• PROMPT
Search the data for the word "JSON" and copy every line where it occurs.

((

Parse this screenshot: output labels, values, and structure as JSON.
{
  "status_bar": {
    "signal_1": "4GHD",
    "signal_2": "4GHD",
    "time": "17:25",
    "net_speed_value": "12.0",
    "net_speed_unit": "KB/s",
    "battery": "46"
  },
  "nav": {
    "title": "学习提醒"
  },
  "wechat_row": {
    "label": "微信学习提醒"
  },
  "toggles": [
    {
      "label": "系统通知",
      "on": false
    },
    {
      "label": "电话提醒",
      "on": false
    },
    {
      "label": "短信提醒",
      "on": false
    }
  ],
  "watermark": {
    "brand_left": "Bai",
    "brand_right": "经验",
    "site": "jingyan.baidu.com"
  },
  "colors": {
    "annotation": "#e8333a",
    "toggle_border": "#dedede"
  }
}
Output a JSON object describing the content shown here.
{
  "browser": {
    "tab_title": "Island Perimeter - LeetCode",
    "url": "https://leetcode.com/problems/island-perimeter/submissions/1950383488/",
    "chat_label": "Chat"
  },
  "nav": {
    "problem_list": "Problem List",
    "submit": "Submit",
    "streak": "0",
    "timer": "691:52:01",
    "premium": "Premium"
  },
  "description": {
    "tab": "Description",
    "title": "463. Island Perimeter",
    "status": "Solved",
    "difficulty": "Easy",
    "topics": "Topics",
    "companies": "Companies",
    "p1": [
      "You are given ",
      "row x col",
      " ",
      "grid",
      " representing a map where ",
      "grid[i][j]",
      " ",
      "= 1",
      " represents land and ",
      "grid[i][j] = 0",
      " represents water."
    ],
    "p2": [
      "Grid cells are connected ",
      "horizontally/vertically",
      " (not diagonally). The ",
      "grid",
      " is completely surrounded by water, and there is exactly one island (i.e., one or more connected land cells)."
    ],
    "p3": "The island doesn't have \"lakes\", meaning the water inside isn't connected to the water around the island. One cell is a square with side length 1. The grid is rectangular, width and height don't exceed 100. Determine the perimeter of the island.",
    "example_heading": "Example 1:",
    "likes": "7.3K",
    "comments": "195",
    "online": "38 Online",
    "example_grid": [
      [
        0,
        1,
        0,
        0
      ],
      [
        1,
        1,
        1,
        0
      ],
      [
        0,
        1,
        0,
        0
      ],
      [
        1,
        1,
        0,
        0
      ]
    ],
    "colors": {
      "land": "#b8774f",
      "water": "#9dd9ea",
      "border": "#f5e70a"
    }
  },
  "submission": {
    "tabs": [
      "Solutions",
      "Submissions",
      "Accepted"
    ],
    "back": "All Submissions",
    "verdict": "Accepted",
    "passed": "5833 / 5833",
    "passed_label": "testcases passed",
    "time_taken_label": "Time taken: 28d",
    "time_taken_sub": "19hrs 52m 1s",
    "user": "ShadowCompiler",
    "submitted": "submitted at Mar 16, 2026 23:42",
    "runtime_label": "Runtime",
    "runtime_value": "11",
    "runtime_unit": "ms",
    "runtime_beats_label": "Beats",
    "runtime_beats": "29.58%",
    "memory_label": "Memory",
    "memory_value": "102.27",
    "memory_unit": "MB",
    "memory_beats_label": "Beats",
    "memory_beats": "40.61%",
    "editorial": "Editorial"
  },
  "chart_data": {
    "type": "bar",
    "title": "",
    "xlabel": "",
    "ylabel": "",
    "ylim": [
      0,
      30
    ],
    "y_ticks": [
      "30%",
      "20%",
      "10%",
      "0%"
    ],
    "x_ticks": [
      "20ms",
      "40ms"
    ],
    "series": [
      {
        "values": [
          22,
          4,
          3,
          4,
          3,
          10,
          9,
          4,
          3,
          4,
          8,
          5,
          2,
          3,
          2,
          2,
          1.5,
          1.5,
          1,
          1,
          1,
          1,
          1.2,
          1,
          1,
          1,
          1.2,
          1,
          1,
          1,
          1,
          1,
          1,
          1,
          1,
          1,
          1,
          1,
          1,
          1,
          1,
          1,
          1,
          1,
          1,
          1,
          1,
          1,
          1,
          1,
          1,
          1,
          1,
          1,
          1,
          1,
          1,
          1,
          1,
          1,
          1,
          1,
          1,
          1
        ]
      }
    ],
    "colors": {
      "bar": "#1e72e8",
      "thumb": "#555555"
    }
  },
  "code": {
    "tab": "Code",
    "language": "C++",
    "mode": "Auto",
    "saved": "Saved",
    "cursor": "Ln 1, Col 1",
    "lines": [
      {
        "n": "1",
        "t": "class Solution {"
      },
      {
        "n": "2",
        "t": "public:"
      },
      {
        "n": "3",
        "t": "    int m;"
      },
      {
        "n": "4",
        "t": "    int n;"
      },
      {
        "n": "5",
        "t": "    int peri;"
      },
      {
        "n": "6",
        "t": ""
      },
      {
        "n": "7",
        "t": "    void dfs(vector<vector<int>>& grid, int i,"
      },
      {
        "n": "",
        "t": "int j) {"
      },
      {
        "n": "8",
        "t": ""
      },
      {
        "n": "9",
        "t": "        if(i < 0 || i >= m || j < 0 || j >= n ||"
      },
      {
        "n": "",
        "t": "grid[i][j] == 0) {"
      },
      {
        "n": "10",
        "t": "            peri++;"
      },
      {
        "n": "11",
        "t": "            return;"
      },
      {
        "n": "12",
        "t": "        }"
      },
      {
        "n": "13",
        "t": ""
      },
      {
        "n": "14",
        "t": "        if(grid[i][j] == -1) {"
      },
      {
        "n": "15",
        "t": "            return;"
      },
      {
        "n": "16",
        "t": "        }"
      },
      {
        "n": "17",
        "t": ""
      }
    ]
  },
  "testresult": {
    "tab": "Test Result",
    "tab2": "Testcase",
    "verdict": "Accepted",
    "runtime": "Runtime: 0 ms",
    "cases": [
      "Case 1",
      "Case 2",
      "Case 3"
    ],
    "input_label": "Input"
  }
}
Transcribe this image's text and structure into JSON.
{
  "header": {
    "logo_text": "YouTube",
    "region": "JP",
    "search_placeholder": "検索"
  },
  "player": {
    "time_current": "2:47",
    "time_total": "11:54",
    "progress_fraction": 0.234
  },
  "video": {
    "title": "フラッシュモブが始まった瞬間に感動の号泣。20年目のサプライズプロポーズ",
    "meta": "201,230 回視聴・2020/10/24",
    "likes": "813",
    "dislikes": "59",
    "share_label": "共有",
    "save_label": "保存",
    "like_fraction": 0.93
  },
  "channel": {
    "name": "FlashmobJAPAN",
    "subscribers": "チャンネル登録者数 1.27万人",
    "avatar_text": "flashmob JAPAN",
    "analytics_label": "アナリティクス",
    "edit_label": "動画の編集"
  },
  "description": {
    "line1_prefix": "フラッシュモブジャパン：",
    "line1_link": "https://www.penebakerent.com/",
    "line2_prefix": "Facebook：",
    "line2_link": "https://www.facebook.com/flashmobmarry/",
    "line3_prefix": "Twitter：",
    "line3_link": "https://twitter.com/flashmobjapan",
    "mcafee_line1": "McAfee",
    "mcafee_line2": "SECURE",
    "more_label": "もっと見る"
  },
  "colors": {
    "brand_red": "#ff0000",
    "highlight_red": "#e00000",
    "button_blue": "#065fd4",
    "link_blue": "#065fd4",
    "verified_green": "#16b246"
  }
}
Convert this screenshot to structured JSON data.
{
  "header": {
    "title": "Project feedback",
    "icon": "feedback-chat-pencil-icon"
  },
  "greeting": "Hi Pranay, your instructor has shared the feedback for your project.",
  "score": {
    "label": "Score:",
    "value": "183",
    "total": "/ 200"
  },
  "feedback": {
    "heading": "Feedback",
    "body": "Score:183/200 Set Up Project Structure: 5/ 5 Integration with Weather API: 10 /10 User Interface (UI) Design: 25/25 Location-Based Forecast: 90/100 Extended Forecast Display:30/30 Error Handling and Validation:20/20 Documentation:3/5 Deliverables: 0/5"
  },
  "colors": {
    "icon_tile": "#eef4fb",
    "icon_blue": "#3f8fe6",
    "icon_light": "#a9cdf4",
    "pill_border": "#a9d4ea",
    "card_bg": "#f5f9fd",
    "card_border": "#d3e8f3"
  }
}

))

• YOUR RESPONSE
Parse this screenshot: output labels, values, and structure as JSON.
Output a JSON object describing the content shown here.
Transcribe this image's text and structure into JSON.
Convert this screenshot to structured JSON data.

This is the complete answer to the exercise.